  42. Harris CM, Hodgkins PR, Kriss A, et al. Familial congenital saccade initiation failure and isolated cerebellar vermis hypoplasia. Dev Med Child Neurol 1998; 40:775.
  43. Delous M, Baala L, Salomon R, et al. The ciliary gene RPGRIP1L is mutated in cerebello-oculo-renal syndrome (Joubert syndrome type B) and Meckel syndrome. Nat Genet 2007; 39:875.
  44. Baala L, Romano S, Khaddour R, et al. The Meckel-Gruber syndrome gene, MKS3, is mutated in Joubert syndrome. Am J Hum Genet 2007; 80:186.
  45. Braun DA, Hildebrandt F. Ciliopathies. Cold Spring Harb Perspect Biol 2017; 9.
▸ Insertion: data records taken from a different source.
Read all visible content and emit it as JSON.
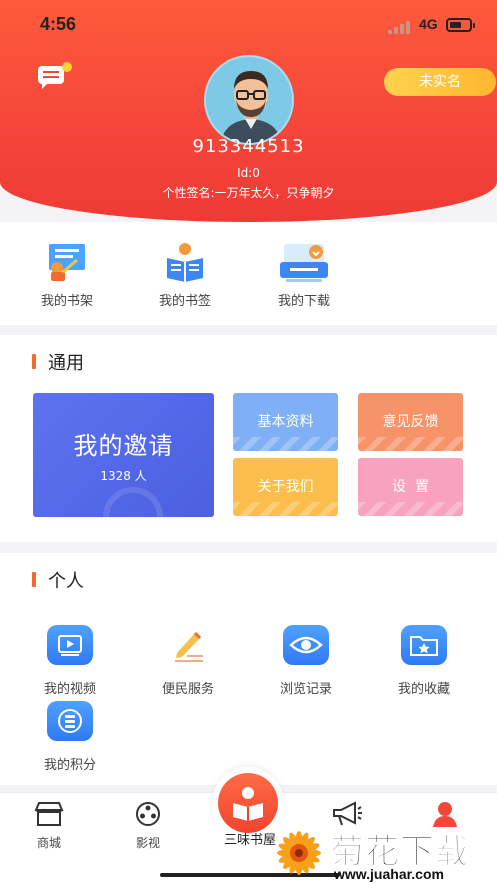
{
  "status_bar": {
    "time": "4:56",
    "network": "4G"
  },
  "header": {
    "verify_label": "未实名",
    "user_id": "913344513",
    "id_line": "Id:0",
    "signature": "个性签名:一万年太久，只争朝夕"
  },
  "quick_links": [
    {
      "label": "我的书架",
      "icon": "bookshelf-icon"
    },
    {
      "label": "我的书签",
      "icon": "bookmark-reader-icon"
    },
    {
      "label": "我的下载",
      "icon": "download-tray-icon"
    }
  ],
  "general": {
    "title": "通用",
    "invite": {
      "label": "我的邀请",
      "count": "1328 人"
    },
    "tiles": [
      {
        "label": "基本资料",
        "color": "#7fb0f5"
      },
      {
        "label": "意见反馈",
        "color": "#f79368"
      },
      {
        "label": "关于我们",
        "color": "#fbbd4b"
      },
      {
        "label": "设  置",
        "color": "#f7a3bf"
      }
    ]
  },
  "personal": {
    "title": "个人",
    "items": [
      {
        "label": "我的视频",
        "icon": "video-icon"
      },
      {
        "label": "便民服务",
        "icon": "pen-edit-icon"
      },
      {
        "label": "浏览记录",
        "icon": "eye-icon"
      },
      {
        "label": "我的收藏",
        "icon": "star-folder-icon"
      },
      {
        "label": "我的积分",
        "icon": "points-coin-icon"
      }
    ]
  },
  "tabbar": {
    "tabs": [
      {
        "label": "商城",
        "icon": "store-icon"
      },
      {
        "label": "影视",
        "icon": "film-reel-icon"
      },
      {
        "label": "三味书屋",
        "icon": "reading-person-icon"
      },
      {
        "label": "",
        "icon": "megaphone-icon"
      },
      {
        "label": "",
        "icon": "person-icon"
      }
    ]
  },
  "watermark": {
    "title": "菊花下载网",
    "url": "www.juahar.com"
  },
  "colors": {
    "brand_red": "#f5473a",
    "accent_orange": "#f26a2d",
    "invite_blue": "#5268e8",
    "icon_blue": "#3b87f5"
  }
}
  46. Betz R, Rensing C, Otto E, et al. Children with ocular motor apraxia type Cogan carry deletions in the gene (NPHP1) for juvenile nephronophthisis. J Pediatr 2000; 136:828.
  47. Konrad M, Saunier S, Heidet L, et al. Large homozygous deletions of the 2q13 region are a major cause of juvenile nephronophthisis. Hum Mol Genet 1996; 5:367.
  48. Halbritter J, Porath JD, Diaz KA, et al. Identification of 99 novel mutations in a worldwide cohort of 1,056 patients with a nephronophthisis-related ciliopathy. Hum Genet 2013; 132:865.